Yesterday, Americans for Tax Reform urged Oklahoma legislators to protect small businesses and vote against HB 2531, the Oklahoma Retail Protection Act, in a letter.

The bill, which allows retailers to collect sales tax with online purchases, is one of the measures Oklahoma is considering to fill a $1.3 billion budget shortfall and tax out-of-state retailers. But although larger retailers may be able to comply with the law, it will put a strain on smaller businesses.

The bill cleared an Oklahoma House Subcommittee on Revenue and Taxation Monday.

The letter to Oklahoma legislators can be read below:

“HB 2531 is a tax hike on Oklahoma’s small businesses.  It is too burdensome for small businesses to comply, and wrongly includes digital advertising as a part of the “market provider” definition.

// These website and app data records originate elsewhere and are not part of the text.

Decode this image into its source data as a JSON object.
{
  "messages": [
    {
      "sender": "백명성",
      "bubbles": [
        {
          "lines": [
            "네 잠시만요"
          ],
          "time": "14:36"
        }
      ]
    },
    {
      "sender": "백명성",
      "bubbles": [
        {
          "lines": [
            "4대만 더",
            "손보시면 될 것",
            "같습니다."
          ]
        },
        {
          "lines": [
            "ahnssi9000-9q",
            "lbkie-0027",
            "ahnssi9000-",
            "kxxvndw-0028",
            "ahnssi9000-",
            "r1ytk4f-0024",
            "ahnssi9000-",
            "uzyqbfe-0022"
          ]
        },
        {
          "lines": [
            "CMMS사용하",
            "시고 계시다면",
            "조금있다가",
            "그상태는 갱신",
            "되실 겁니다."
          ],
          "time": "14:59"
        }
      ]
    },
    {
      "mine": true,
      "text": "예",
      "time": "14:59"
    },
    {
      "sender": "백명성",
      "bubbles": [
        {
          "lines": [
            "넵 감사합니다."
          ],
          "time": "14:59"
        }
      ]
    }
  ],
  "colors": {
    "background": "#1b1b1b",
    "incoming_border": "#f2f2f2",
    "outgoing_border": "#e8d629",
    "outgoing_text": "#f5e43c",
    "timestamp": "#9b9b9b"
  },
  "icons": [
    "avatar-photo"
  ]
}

This legislation will not protect retailers.  Even if larger companies are able to comply, it will harm small businesses, many of which are run by stay-at-home moms.  Moms who blog or have other webpages typically sell advertising space. When doing business in a state becomes more difficult, advertisers have often decided to cancel ad buys.

Many stay-at-home moms contribute to family income by running a store online.  This legislation not only makes it harder for moms to work from home and comply with an even more complicated tax code, it has other consequences.  As advertisers pull their dollars from the state, Oklahoma’s small business owners and stay-at-home moms will lose advertising revenue, which is often the only income factor for bloggers.

A similar bill in Utah went down in flames because “mommy bloggers” let politicians know how the bill would affect them.  In order encourage economic growth and flexible work environments for families, Oklahoma should table this legislation indefinitely. 

I ask that you vote no on HB 2531, the Oklahoma Retail Protection Act, to protect Oklahoma families.”